Entries from a dataset of interfaces:
[Start of Attachment]

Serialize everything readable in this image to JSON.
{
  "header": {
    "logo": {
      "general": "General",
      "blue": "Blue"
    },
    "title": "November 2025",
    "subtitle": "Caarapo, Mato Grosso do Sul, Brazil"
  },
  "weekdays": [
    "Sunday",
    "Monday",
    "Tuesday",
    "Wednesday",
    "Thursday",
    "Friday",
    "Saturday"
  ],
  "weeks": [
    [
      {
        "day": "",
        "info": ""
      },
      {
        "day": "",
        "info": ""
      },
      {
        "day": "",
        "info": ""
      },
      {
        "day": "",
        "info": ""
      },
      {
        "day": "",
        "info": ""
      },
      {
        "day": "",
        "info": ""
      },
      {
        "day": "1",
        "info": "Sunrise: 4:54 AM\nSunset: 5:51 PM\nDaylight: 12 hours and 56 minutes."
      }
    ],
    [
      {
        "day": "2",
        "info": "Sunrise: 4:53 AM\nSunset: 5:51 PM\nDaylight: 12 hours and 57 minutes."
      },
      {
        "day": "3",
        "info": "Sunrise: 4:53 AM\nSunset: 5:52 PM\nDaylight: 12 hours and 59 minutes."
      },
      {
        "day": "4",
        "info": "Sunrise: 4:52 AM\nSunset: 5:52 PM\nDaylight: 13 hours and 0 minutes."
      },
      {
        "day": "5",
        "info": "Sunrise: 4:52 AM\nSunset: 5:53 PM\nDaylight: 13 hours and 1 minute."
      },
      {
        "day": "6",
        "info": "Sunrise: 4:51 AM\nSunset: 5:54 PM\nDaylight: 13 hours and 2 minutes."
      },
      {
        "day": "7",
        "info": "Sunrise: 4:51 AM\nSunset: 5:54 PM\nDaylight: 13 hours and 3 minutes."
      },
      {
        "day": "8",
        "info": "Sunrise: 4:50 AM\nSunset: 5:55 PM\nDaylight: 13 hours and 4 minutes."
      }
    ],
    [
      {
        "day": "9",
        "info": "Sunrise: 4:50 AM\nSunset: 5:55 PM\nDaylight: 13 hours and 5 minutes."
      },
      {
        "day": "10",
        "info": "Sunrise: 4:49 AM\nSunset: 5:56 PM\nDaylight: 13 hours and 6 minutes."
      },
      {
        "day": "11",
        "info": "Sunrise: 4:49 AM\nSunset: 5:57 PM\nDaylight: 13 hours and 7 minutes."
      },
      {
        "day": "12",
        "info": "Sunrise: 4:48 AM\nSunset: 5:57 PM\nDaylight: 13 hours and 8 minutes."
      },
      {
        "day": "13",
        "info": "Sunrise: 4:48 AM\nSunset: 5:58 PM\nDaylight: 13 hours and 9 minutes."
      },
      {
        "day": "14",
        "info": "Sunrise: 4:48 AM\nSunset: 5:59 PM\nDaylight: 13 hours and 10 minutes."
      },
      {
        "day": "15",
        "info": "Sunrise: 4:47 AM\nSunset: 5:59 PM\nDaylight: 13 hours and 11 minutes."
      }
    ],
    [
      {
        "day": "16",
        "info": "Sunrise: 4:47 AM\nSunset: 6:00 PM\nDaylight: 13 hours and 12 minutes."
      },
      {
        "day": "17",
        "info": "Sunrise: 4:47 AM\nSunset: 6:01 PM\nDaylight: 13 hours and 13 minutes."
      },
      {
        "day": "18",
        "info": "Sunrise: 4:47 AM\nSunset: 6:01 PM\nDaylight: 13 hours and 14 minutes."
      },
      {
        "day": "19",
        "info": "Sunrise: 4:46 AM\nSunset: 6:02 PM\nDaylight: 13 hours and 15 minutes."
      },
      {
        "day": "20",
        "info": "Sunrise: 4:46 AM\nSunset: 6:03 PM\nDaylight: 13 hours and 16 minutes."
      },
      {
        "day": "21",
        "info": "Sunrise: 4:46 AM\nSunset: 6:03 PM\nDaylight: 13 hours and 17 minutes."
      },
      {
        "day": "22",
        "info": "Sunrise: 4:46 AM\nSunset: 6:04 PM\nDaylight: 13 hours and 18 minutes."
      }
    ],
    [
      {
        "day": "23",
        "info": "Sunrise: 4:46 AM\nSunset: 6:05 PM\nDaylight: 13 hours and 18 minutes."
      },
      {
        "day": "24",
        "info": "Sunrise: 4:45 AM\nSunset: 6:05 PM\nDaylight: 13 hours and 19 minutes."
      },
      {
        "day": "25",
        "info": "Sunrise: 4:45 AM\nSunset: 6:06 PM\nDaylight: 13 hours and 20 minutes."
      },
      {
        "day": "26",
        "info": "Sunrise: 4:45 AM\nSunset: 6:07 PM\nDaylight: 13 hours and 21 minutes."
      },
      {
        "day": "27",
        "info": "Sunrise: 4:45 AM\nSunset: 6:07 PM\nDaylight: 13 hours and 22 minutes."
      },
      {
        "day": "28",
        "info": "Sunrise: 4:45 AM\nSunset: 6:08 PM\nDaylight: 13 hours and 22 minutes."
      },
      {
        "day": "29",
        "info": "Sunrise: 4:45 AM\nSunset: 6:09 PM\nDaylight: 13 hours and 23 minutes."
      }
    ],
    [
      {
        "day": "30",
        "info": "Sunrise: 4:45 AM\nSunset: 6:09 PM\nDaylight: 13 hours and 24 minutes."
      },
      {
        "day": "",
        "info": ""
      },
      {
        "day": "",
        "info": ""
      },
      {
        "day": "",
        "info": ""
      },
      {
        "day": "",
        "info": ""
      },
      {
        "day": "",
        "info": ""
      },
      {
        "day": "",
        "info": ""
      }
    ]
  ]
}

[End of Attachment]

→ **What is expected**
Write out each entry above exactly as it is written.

→ **Task response**
Serialize everything readable in this image to JSON.
{
  "header": {
    "logo": {
      "general": "General",
      "blue": "Blue"
    },
    "title": "November 2025",
    "subtitle": "Caarapo, Mato Grosso do Sul, Brazil"
  },
  "weekdays": [
    "Sunday",
    "Monday",
    "Tuesday",
    "Wednesday",
    "Thursday",
    "Friday",
    "Saturday"
  ],
  "weeks": [
    [
      {
        "day": "",
        "info": ""
      },
      {
        "day": "",
        "info": ""
      },
      {
        "day": "",
        "info": ""
      },
      {
        "day": "",
        "info": ""
      },
      {
        "day": "",
        "info": ""
      },
      {
        "day": "",
        "info": ""
      },
      {
        "day": "1",
        "info": "Sunrise: 4:54 AM\nSunset: 5:51 PM\nDaylight: 12 hours and 56 minutes."
      }
    ],
    [
      {
        "day": "2",
        "info": "Sunrise: 4:53 AM\nSunset: 5:51 PM\nDaylight: 12 hours and 57 minutes."
      },
      {
        "day": "3",
        "info": "Sunrise: 4:53 AM\nSunset: 5:52 PM\nDaylight: 12 hours and 59 minutes."
      },
      {
        "day": "4",
        "info": "Sunrise: 4:52 AM\nSunset: 5:52 PM\nDaylight: 13 hours and 0 minutes."
      },
      {
        "day": "5",
        "info": "Sunrise: 4:52 AM\nSunset: 5:53 PM\nDaylight: 13 hours and 1 minute."
      },
      {
        "day": "6",
        "info": "Sunrise: 4:51 AM\nSunset: 5:54 PM\nDaylight: 13 hours and 2 minutes."
      },
      {
        "day": "7",
        "info": "Sunrise: 4:51 AM\nSunset: 5:54 PM\nDaylight: 13 hours and 3 minutes."
      },
      {
        "day": "8",
        "info": "Sunrise: 4:50 AM\nSunset: 5:55 PM\nDaylight: 13 hours and 4 minutes."
      }
    ],
    [
      {
        "day": "9",
        "info": "Sunrise: 4:50 AM\nSunset: 5:55 PM\nDaylight: 13 hours and 5 minutes."
      },
      {
        "day": "10",
        "info": "Sunrise: 4:49 AM\nSunset: 5:56 PM\nDaylight: 13 hours and 6 minutes."
      },
      {
        "day": "11",
        "info": "Sunrise: 4:49 AM\nSunset: 5:57 PM\nDaylight: 13 hours and 7 minutes."
      },
      {
        "day": "12",
        "info": "Sunrise: 4:48 AM\nSunset: 5:57 PM\nDaylight: 13 hours and 8 minutes."
      },
      {
        "day": "13",
        "info": "Sunrise: 4:48 AM\nSunset: 5:58 PM\nDaylight: 13 hours and 9 minutes."
      },
      {
        "day": "14",
        "info": "Sunrise: 4:48 AM\nSunset: 5:59 PM\nDaylight: 13 hours and 10 minutes."
      },
      {
        "day": "15",
        "info": "Sunrise: 4:47 AM\nSunset: 5:59 PM\nDaylight: 13 hours and 11 minutes."
      }
    ],
    [
      {
        "day": "16",
        "info": "Sunrise: 4:47 AM\nSunset: 6:00 PM\nDaylight: 13 hours and 12 minutes."
      },
      {
        "day": "17",
        "info": "Sunrise: 4:47 AM\nSunset: 6:01 PM\nDaylight: 13 hours and 13 minutes."
      },
      {
        "day": "18",
        "info": "Sunrise: 4:47 AM\nSunset: 6:01 PM\nDaylight: 13 hours and 14 minutes."
      },
      {
        "day": "19",
        "info": "Sunrise: 4:46 AM\nSunset: 6:02 PM\nDaylight: 13 hours and 15 minutes."
      },
      {
        "day": "20",
        "info": "Sunrise: 4:46 AM\nSunset: 6:03 PM\nDaylight: 13 hours and 16 minutes."
      },
      {
        "day": "21",
        "info": "Sunrise: 4:46 AM\nSunset: 6:03 PM\nDaylight: 13 hours and 17 minutes."
      },
      {
        "day": "22",
        "info": "Sunrise: 4:46 AM\nSunset: 6:04 PM\nDaylight: 13 hours and 18 minutes."
      }
    ],
    [
      {
        "day": "23",
        "info": "Sunrise: 4:46 AM\nSunset: 6:05 PM\nDaylight: 13 hours and 18 minutes."
      },
      {
        "day": "24",
        "info": "Sunrise: 4:45 AM\nSunset: 6:05 PM\nDaylight: 13 hours and 19 minutes."
      },
      {
        "day": "25",
        "info": "Sunrise: 4:45 AM\nSunset: 6:06 PM\nDaylight: 13 hours and 20 minutes."
      },
      {
        "day": "26",
        "info": "Sunrise: 4:45 AM\nSunset: 6:07 PM\nDaylight: 13 hours and 21 minutes."
      },
      {
        "day": "27",
        "info": "Sunrise: 4:45 AM\nSunset: 6:07 PM\nDaylight: 13 hours and 22 minutes."
      },
      {
        "day": "28",
        "info": "Sunrise: 4:45 AM\nSunset: 6:08 PM\nDaylight: 13 hours and 22 minutes."
      },
      {
        "day": "29",
        "info": "Sunrise: 4:45 AM\nSunset: 6:09 PM\nDaylight: 13 hours and 23 minutes."
      }
    ],
    [
      {
        "day": "30",
        "info": "Sunrise: 4:45 AM\nSunset: 6:09 PM\nDaylight: 13 hours and 24 minutes."
      },
      {
        "day": "",
        "info": ""
      },
      {
        "day": "",
        "info": ""
      },
      {
        "day": "",
        "info": ""
      },
      {
        "day": "",
        "info": ""
      },
      {
        "day": "",
        "info": ""
      },
      {
        "day": "",
        "info": ""
      }
    ]
  ]
}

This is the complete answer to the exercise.